(Task description):
Set down the data below without change, skipping the pictures it holds.

Excerpts from an interface dataset
──────────────────────────────

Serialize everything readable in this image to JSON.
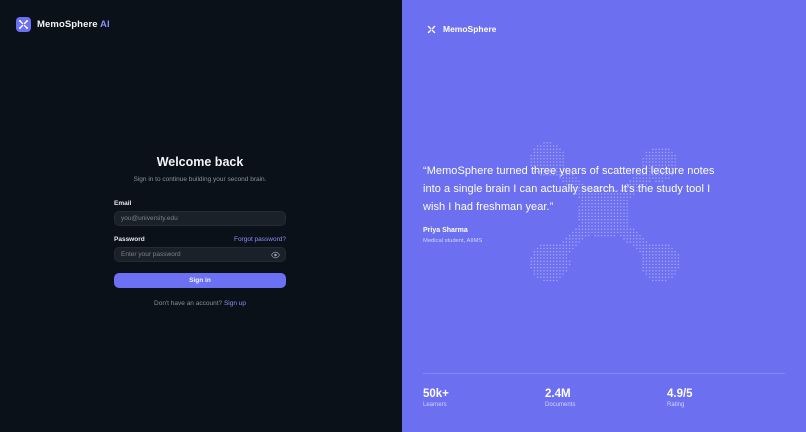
{
  "left_brand": {
    "name": "MemoSphere",
    "suffix": "AI"
  },
  "login": {
    "title": "Welcome back",
    "subtitle": "Sign in to continue building your second brain.",
    "email_label": "Email",
    "email_placeholder": "you@university.edu",
    "password_label": "Password",
    "forgot_link": "Forgot password?",
    "password_placeholder": "Enter your password",
    "sign_in_button": "Sign in",
    "signup_prompt": "Don't have an account?",
    "signup_link": "Sign up"
  },
  "right_brand": {
    "name": "MemoSphere"
  },
  "testimonial": {
    "quote": "“MemoSphere turned three years of scattered lecture notes into a single brain I can actually search. It's the study tool I wish I had freshman year.”",
    "author": "Priya Sharma",
    "role": "Medical student, AIIMS"
  },
  "stats": [
    {
      "value": "50k+",
      "label": "Learners"
    },
    {
      "value": "2.4M",
      "label": "Documents"
    },
    {
      "value": "4.9/5",
      "label": "Rating"
    }
  ],
  "colors": {
    "accent": "#6c70f2",
    "left_bg": "#0b1118",
    "right_bg": "#6b6ff0"
  },
  "icons": [
    "logo-icon",
    "eye-icon",
    "dot-pattern"
  ]
}
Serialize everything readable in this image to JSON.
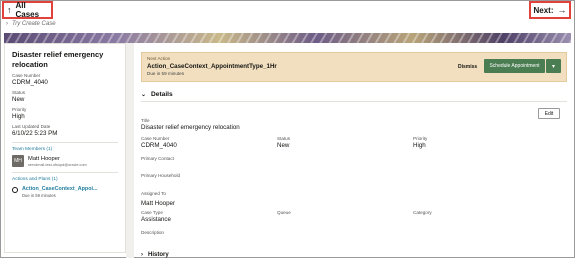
{
  "topbar": {
    "all_cases": "All Cases",
    "next": "Next:",
    "up_arrow": "↑",
    "right_arrow": "→"
  },
  "try_create": "Try Create Case",
  "case": {
    "title": "Disaster relief emergency relocation",
    "case_number_label": "Case Number",
    "case_number": "CDRM_4040",
    "status_label": "Status",
    "status": "New",
    "priority_label": "Priority",
    "priority": "High",
    "last_updated_label": "Last Updated Date",
    "last_updated": "6/10/22 5:23 PM"
  },
  "team": {
    "header": "Team Members (1)",
    "member_initials": "MH",
    "member_name": "Matt Hooper",
    "member_email": "servdmail-test-ofsopd@oracle.com"
  },
  "actions": {
    "header": "Actions and Plans (1)",
    "item_name": "Action_CaseContext_Appoi...",
    "item_due": "Due in 59 minutes"
  },
  "next_action": {
    "label": "Next Action",
    "title": "Action_CaseContext_AppointmentType_1Hr",
    "due": "Due in 59 minutes",
    "dismiss": "Dismiss",
    "schedule": "Schedule Appointment"
  },
  "details": {
    "header": "Details",
    "edit": "Edit",
    "title_label": "Title",
    "title_value": "Disaster relief emergency relocation",
    "case_number_label": "Case Number",
    "case_number_value": "CDRM_4040",
    "status_label": "Status",
    "status_value": "New",
    "priority_label": "Priority",
    "priority_value": "High",
    "primary_contact_label": "Primary Contact",
    "primary_household_label": "Primary Household",
    "assigned_to_label": "Assigned To",
    "assigned_to_value": "Matt Hooper",
    "case_type_label": "Case Type",
    "case_type_value": "Assistance",
    "queue_label": "Queue",
    "category_label": "Category",
    "description_label": "Description"
  },
  "history": {
    "header": "History"
  },
  "colors": {
    "highlight_border": "#e0433b",
    "link": "#227e9e",
    "primary_button": "#4a7d52",
    "next_action_bg": "#f1dfbf"
  }
}
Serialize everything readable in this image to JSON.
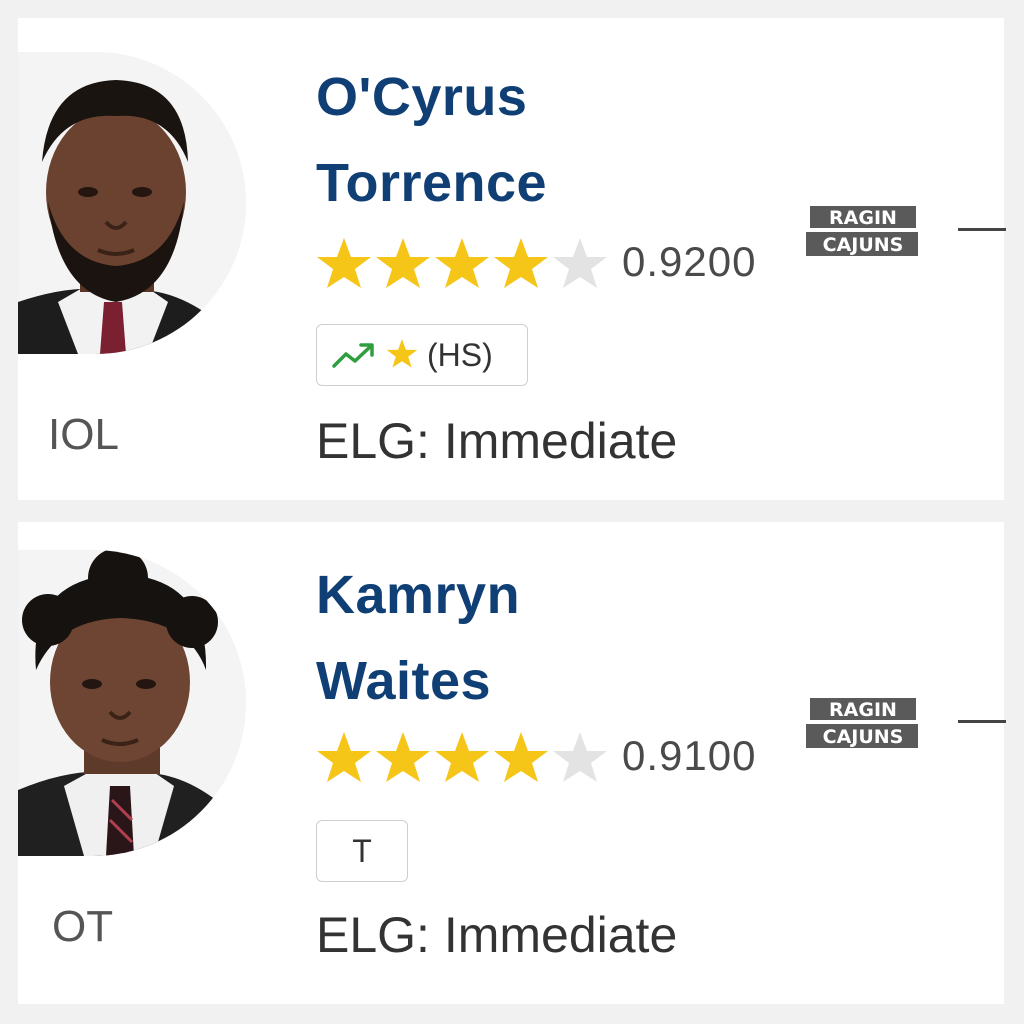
{
  "players": [
    {
      "first_name": "O'Cyrus",
      "last_name": "Torrence",
      "position": "IOL",
      "rating": "0.9200",
      "stars_filled": 4,
      "stars_total": 5,
      "badge_text": "(HS)",
      "badge_icons": [
        "trending-up-icon",
        "star-icon"
      ],
      "eligibility": "ELG: Immediate",
      "team_logo_text": [
        "RAGIN",
        "CAJUNS"
      ]
    },
    {
      "first_name": "Kamryn",
      "last_name": "Waites",
      "position": "OT",
      "rating": "0.9100",
      "stars_filled": 4,
      "stars_total": 5,
      "badge_text": "T",
      "badge_icons": [],
      "eligibility": "ELG: Immediate",
      "team_logo_text": [
        "RAGIN",
        "CAJUNS"
      ]
    }
  ],
  "colors": {
    "name": "#103f75",
    "star_filled": "#f5c518",
    "star_empty": "#e3e3e3",
    "trend_green": "#2e9e3e",
    "background": "#f1f1f1",
    "card": "#ffffff"
  }
}
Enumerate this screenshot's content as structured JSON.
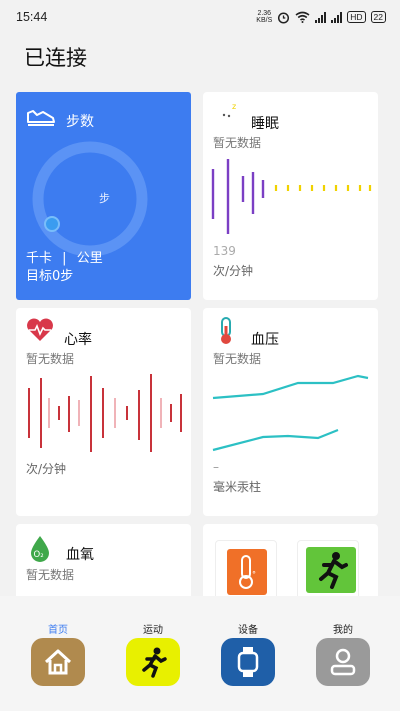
{
  "status_bar": {
    "time": "15:44",
    "net_speed_value": "2.36",
    "net_speed_unit": "KB/S",
    "hd_label": "HD",
    "battery": "22"
  },
  "header": {
    "title": "已连接"
  },
  "cards": {
    "steps": {
      "title": "步数",
      "ring_label": "步",
      "kcal_unit": "千卡",
      "separator": "|",
      "km_unit": "公里",
      "goal": "目标0步"
    },
    "sleep": {
      "title": "睡眠",
      "no_data": "暂无数据",
      "value": "139",
      "unit": "次/分钟"
    },
    "heart": {
      "title": "心率",
      "no_data": "暂无数据",
      "unit": "次/分钟"
    },
    "blood_pressure": {
      "title": "血压",
      "no_data": "暂无数据",
      "dash": "–",
      "unit": "毫米汞柱"
    },
    "oxygen": {
      "title": "血氧",
      "no_data": "暂无数据",
      "icon_text": "O₂"
    }
  },
  "colors": {
    "steps_card": "#3d7cf0",
    "sleep_bars": "#7b3fc4",
    "sleep_dots": "#f0d200",
    "heart_bars": "#c8323a",
    "bp_lines": "#2cc0c4",
    "active_tab": "#3d7cf0",
    "temp_tool": "#f07028",
    "run_tool": "#62c53a"
  },
  "tabs": [
    {
      "label": "首页",
      "icon": "home-icon",
      "active": true
    },
    {
      "label": "运动",
      "icon": "running-icon",
      "active": false
    },
    {
      "label": "设备",
      "icon": "watch-icon",
      "active": false
    },
    {
      "label": "我的",
      "icon": "profile-icon",
      "active": false
    }
  ]
}
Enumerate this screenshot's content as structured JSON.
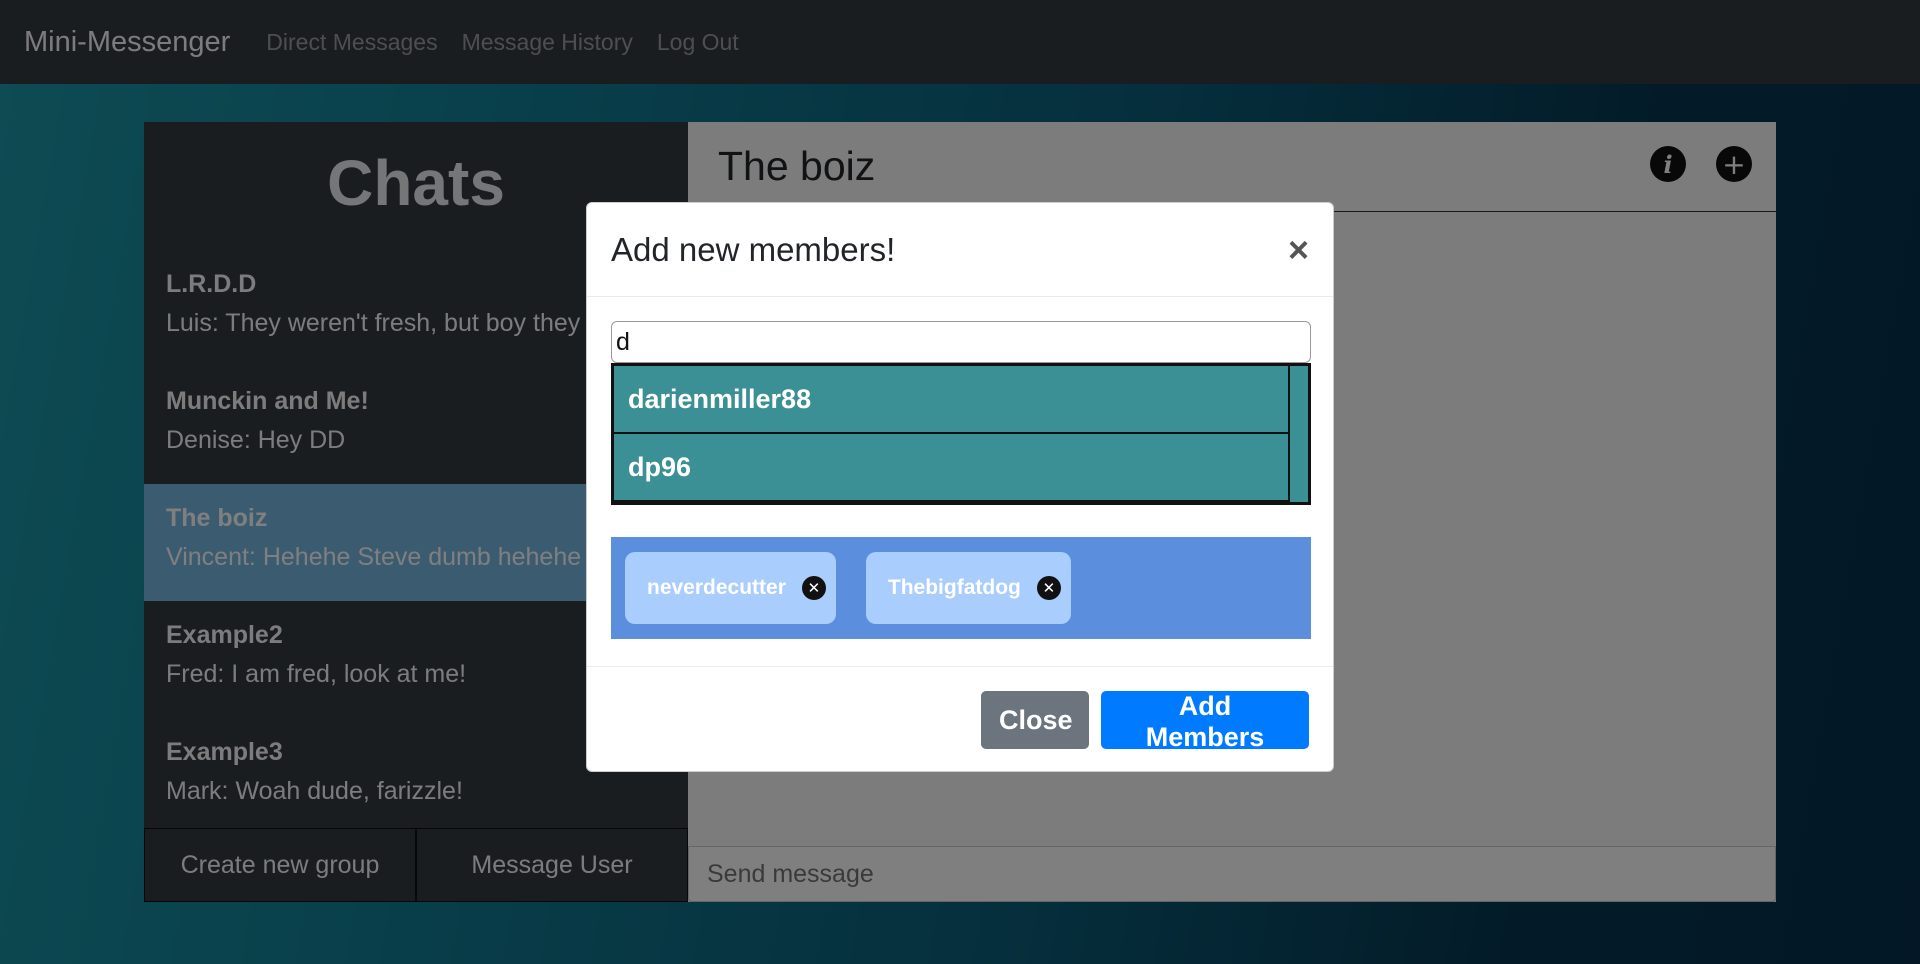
{
  "navbar": {
    "brand": "Mini-Messenger",
    "links": [
      "Direct Messages",
      "Message History",
      "Log Out"
    ]
  },
  "sidebar": {
    "title": "Chats",
    "chats": [
      {
        "name": "L.R.D.D",
        "preview": "Luis: They weren't fresh, but boy they were good!"
      },
      {
        "name": "Munckin and Me!",
        "preview": "Denise: Hey DD"
      },
      {
        "name": "The boiz",
        "preview": "Vincent: Hehehe Steve dumb hehehe"
      },
      {
        "name": "Example2",
        "preview": "Fred: I am fred, look at me!"
      },
      {
        "name": "Example3",
        "preview": "Mark: Woah dude, farizzle!"
      }
    ],
    "active_index": 2,
    "create_group_label": "Create new group",
    "message_user_label": "Message User"
  },
  "chat_panel": {
    "title": "The boiz",
    "info_icon": "info-icon",
    "add_icon": "plus-icon",
    "send_placeholder": "Send message"
  },
  "modal": {
    "title": "Add new members!",
    "search_value": "d",
    "suggestions": [
      "darienmiller88",
      "dp96"
    ],
    "selected_members": [
      "neverdecutter",
      "Thebigfatdog"
    ],
    "close_label": "Close",
    "add_label": "Add Members"
  },
  "colors": {
    "navbar": "#343a40",
    "suggestion_bg": "#3a9094",
    "chips_bg": "#5b8fdd",
    "primary": "#007bff",
    "secondary": "#6c757d"
  }
}
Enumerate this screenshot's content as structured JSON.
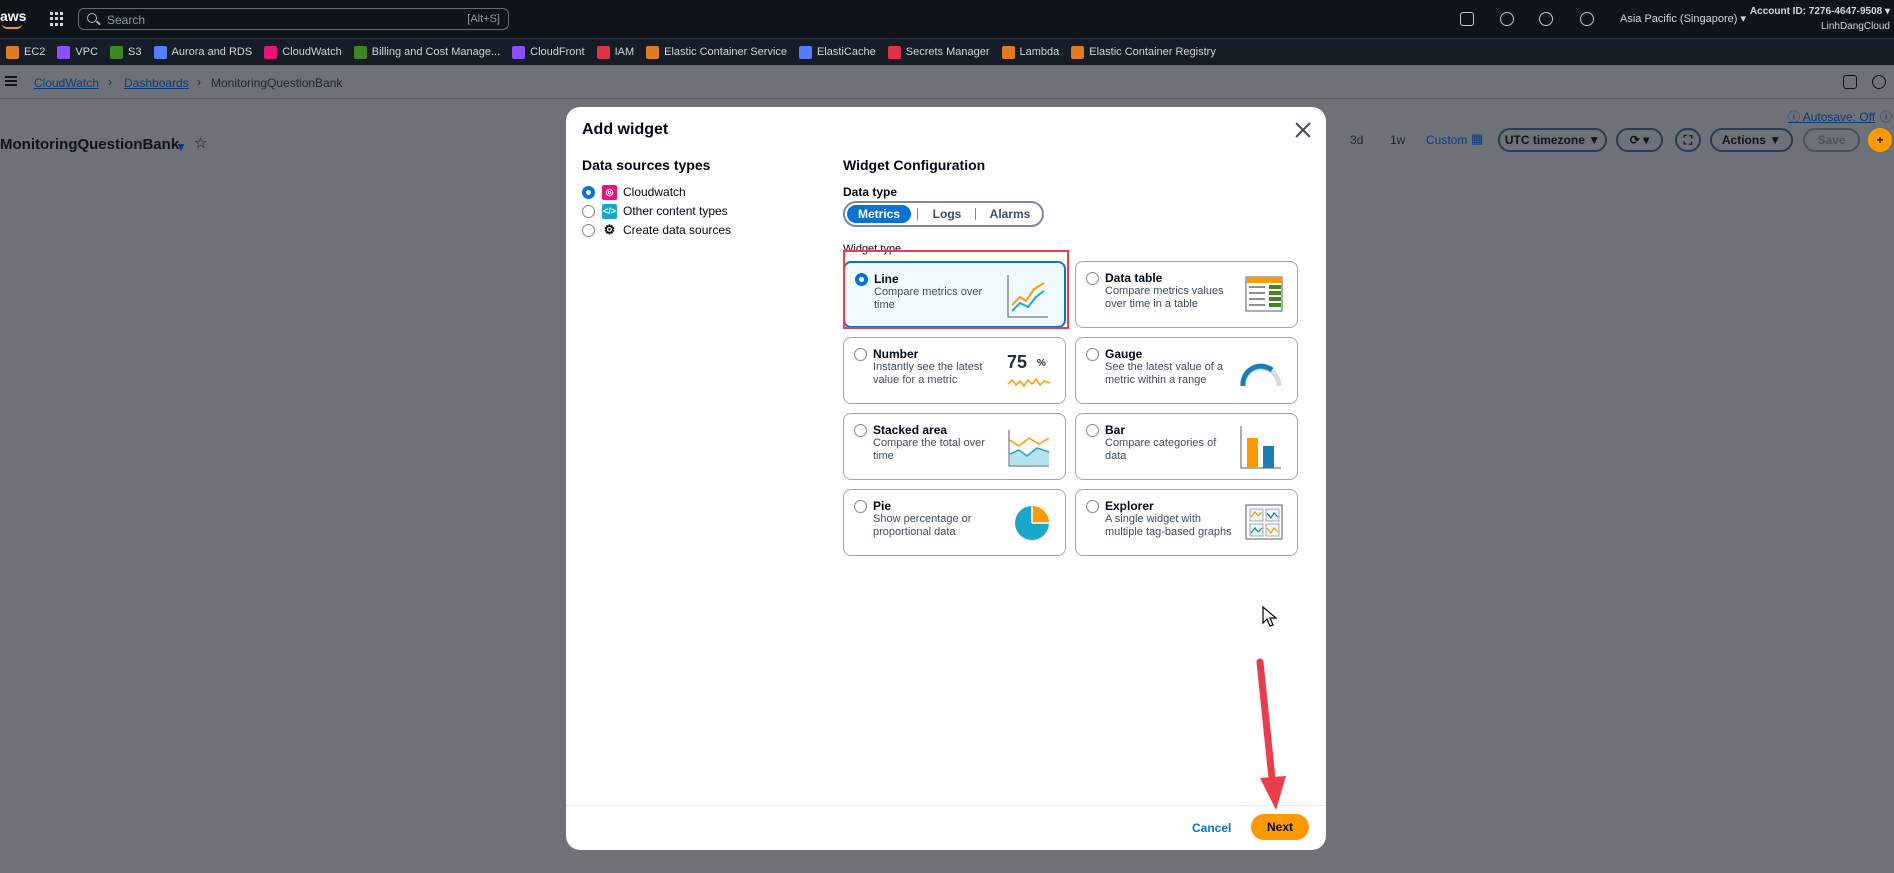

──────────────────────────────

(Response below):
Serialize everything readable in this image to JSON.
{
  "left_brand": {
    "name": "MemoSphere",
    "suffix": "AI"
  },
  "login": {
    "title": "Welcome back",
    "subtitle": "Sign in to continue building your second brain.",
    "email_label": "Email",
    "email_placeholder": "you@university.edu",
    "password_label": "Password",
    "forgot_link": "Forgot password?",
    "password_placeholder": "Enter your password",
    "sign_in_button": "Sign in",
    "signup_prompt": "Don't have an account?",
    "signup_link": "Sign up"
  },
  "right_brand": {
    "name": "MemoSphere"
  },
  "testimonial": {
    "quote": "“MemoSphere turned three years of scattered lecture notes into a single brain I can actually search. It's the study tool I wish I had freshman year.”",
    "author": "Priya Sharma",
    "role": "Medical student, AIIMS"
  },
  "stats": [
    {
      "value": "50k+",
      "label": "Learners"
    },
    {
      "value": "2.4M",
      "label": "Documents"
    },
    {
      "value": "4.9/5",
      "label": "Rating"
    }
  ],
  "colors": {
    "accent": "#6c70f2",
    "left_bg": "#0b1118",
    "right_bg": "#6b6ff0"
  },
  "icons": [
    "logo-icon",
    "eye-icon",
    "dot-pattern"
  ]
}
Serialize everything readable in this image to JSON.
{
  "topbar": {
    "all_cases": "All Cases",
    "next": "Next:",
    "up_arrow": "↑",
    "right_arrow": "→"
  },
  "try_create": "Try Create Case",
  "case": {
    "title": "Disaster relief emergency relocation",
    "case_number_label": "Case Number",
    "case_number": "CDRM_4040",
    "status_label": "Status",
    "status": "New",
    "priority_label": "Priority",
    "priority": "High",
    "last_updated_label": "Last Updated Date",
    "last_updated": "6/10/22 5:23 PM"
  },
  "team": {
    "header": "Team Members (1)",
    "member_initials": "MH",
    "member_name": "Matt Hooper",
    "member_email": "servdmail-test-ofsopd@oracle.com"
  },
  "actions": {
    "header": "Actions and Plans (1)",
    "item_name": "Action_CaseContext_Appoi...",
    "item_due": "Due in 59 minutes"
  },
  "next_action": {
    "label": "Next Action",
    "title": "Action_CaseContext_AppointmentType_1Hr",
    "due": "Due in 59 minutes",
    "dismiss": "Dismiss",
    "schedule": "Schedule Appointment"
  },
  "details": {
    "header": "Details",
    "edit": "Edit",
    "title_label": "Title",
    "title_value": "Disaster relief emergency relocation",
    "case_number_label": "Case Number",
    "case_number_value": "CDRM_4040",
    "status_label": "Status",
    "status_value": "New",
    "priority_label": "Priority",
    "priority_value": "High",
    "primary_contact_label": "Primary Contact",
    "primary_household_label": "Primary Household",
    "assigned_to_label": "Assigned To",
    "assigned_to_value": "Matt Hooper",
    "case_type_label": "Case Type",
    "case_type_value": "Assistance",
    "queue_label": "Queue",
    "category_label": "Category",
    "description_label": "Description"
  },
  "history": {
    "header": "History"
  },
  "colors": {
    "highlight_border": "#e0433b",
    "link": "#227e9e",
    "primary_button": "#4a7d52",
    "next_action_bg": "#f1dfbf"
  }
}
Serialize everything readable in this image to JSON.
{
  "players": [
    {
      "first_name": "O'Cyrus",
      "last_name": "Torrence",
      "position": "IOL",
      "rating": "0.9200",
      "stars_filled": 4,
      "stars_total": 5,
      "badge_text": "(HS)",
      "badge_icons": [
        "trending-up-icon",
        "star-icon"
      ],
      "eligibility": "ELG: Immediate",
      "team_logo_text": [
        "RAGIN",
        "CAJUNS"
      ]
    },
    {
      "first_name": "Kamryn",
      "last_name": "Waites",
      "position": "OT",
      "rating": "0.9100",
      "stars_filled": 4,
      "stars_total": 5,
      "badge_text": "T",
      "badge_icons": [],
      "eligibility": "ELG: Immediate",
      "team_logo_text": [
        "RAGIN",
        "CAJUNS"
      ]
    }
  ],
  "colors": {
    "name": "#103f75",
    "star_filled": "#f5c518",
    "star_empty": "#e3e3e3",
    "trend_green": "#2e9e3e",
    "background": "#f1f1f1",
    "card": "#ffffff"
  }
}
Enumerate this screenshot's content as structured JSON.
{
  "status_bar": {
    "time": "15:44",
    "net_speed_value": "2.36",
    "net_speed_unit": "KB/S",
    "hd_label": "HD",
    "battery": "22"
  },
  "header": {
    "title": "已连接"
  },
  "cards": {
    "steps": {
      "title": "步数",
      "ring_label": "步",
      "kcal_unit": "千卡",
      "separator": "|",
      "km_unit": "公里",
      "goal": "目标0步"
    },
    "sleep": {
      "title": "睡眠",
      "no_data": "暂无数据",
      "value": "139",
      "unit": "次/分钟"
    },
    "heart": {
      "title": "心率",
      "no_data": "暂无数据",
      "unit": "次/分钟"
    },
    "blood_pressure": {
      "title": "血压",
      "no_data": "暂无数据",
      "dash": "–",
      "unit": "毫米汞柱"
    },
    "oxygen": {
      "title": "血氧",
      "no_data": "暂无数据",
      "icon_text": "O₂"
    }
  },
  "colors": {
    "steps_card": "#3d7cf0",
    "sleep_bars": "#7b3fc4",
    "sleep_dots": "#f0d200",
    "heart_bars": "#c8323a",
    "bp_lines": "#2cc0c4",
    "active_tab": "#3d7cf0",
    "temp_tool": "#f07028",
    "run_tool": "#62c53a"
  },
  "tabs": [
    {
      "label": "首页",
      "icon": "home-icon",
      "active": true
    },
    {
      "label": "运动",
      "icon": "running-icon",
      "active": false
    },
    {
      "label": "设备",
      "icon": "watch-icon",
      "active": false
    },
    {
      "label": "我的",
      "icon": "profile-icon",
      "active": false
    }
  ]
}
Enumerate this screenshot's content as structured JSON.
{
  "navbar": {
    "brand": "Mini-Messenger",
    "links": [
      "Direct Messages",
      "Message History",
      "Log Out"
    ]
  },
  "sidebar": {
    "title": "Chats",
    "chats": [
      {
        "name": "L.R.D.D",
        "preview": "Luis: They weren't fresh, but boy they were good!"
      },
      {
        "name": "Munckin and Me!",
        "preview": "Denise: Hey DD"
      },
      {
        "name": "The boiz",
        "preview": "Vincent: Hehehe Steve dumb hehehe"
      },
      {
        "name": "Example2",
        "preview": "Fred: I am fred, look at me!"
      },
      {
        "name": "Example3",
        "preview": "Mark: Woah dude, farizzle!"
      }
    ],
    "active_index": 2,
    "create_group_label": "Create new group",
    "message_user_label": "Message User"
  },
  "chat_panel": {
    "title": "The boiz",
    "info_icon": "info-icon",
    "add_icon": "plus-icon",
    "send_placeholder": "Send message"
  },
  "modal": {
    "title": "Add new members!",
    "search_value": "d",
    "suggestions": [
      "darienmiller88",
      "dp96"
    ],
    "selected_members": [
      "neverdecutter",
      "Thebigfatdog"
    ],
    "close_label": "Close",
    "add_label": "Add Members"
  },
  "colors": {
    "navbar": "#343a40",
    "suggestion_bg": "#3a9094",
    "chips_bg": "#5b8fdd",
    "primary": "#007bff",
    "secondary": "#6c757d"
  }
}
Enumerate this screenshot's content as structured JSON.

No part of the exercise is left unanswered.